RECORDS FOR THIS TASK:
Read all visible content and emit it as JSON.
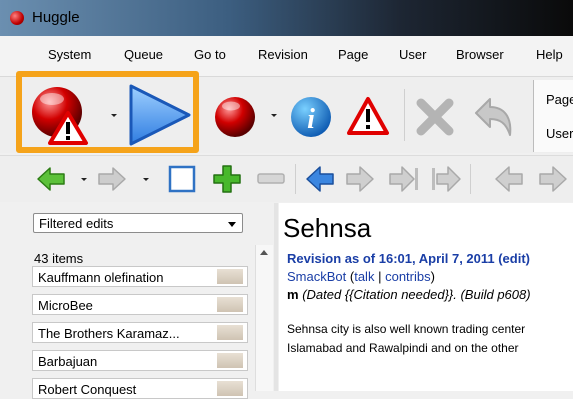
{
  "window": {
    "title": "Huggle"
  },
  "menu": [
    "System",
    "Queue",
    "Go to",
    "Revision",
    "Page",
    "User",
    "Browser",
    "Help"
  ],
  "right_tabs": [
    "Page",
    "User"
  ],
  "filter": {
    "selected": "Filtered edits"
  },
  "queue": {
    "count": "43 items",
    "items": [
      "Kauffmann olefination",
      "MicroBee",
      "The Brothers Karamaz...",
      "Barbajuan",
      "Robert Conquest"
    ]
  },
  "article": {
    "title": "Sehnsa",
    "revision_header": "Revision as of 16:01, April 7, 2011 (edit)",
    "user": "SmackBot",
    "open_paren": "(",
    "talk": "talk",
    "sep": "|",
    "contribs": "contribs",
    "close_paren": ")",
    "minor_flag": "m",
    "summary": "(Dated {{Citation needed}}. (Build p608)",
    "body_line1": "Sehnsa city is also well known trading center",
    "body_line2": "Islamabad and Rawalpindi and on the other"
  },
  "colors": {
    "highlight_border": "#f5a31a",
    "link_blue": "#1a3ea6",
    "warn_red": "#c00000",
    "play_blue": "#2f7de1"
  },
  "icons": [
    "revert-warn-icon",
    "next-edit-play-icon",
    "revert-icon",
    "info-icon",
    "warning-icon",
    "cancel-icon",
    "undo-icon",
    "back-icon",
    "forward-icon",
    "blank-page-icon",
    "add-icon",
    "remove-icon",
    "diff-previous-icon",
    "diff-next-icon",
    "diff-latest-icon",
    "diff-last-icon"
  ]
}
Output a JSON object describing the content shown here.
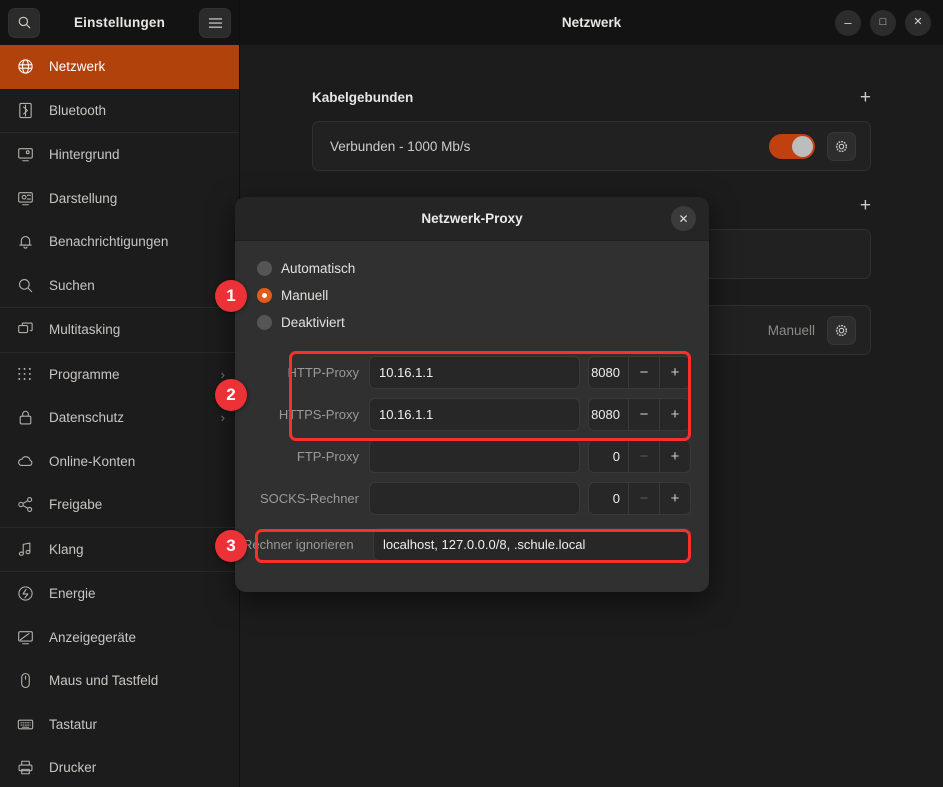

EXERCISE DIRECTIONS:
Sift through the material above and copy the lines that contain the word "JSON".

WRITTEN REPLY:
Read all visible content and emit it as JSON.
Output a JSON object describing the content shown here.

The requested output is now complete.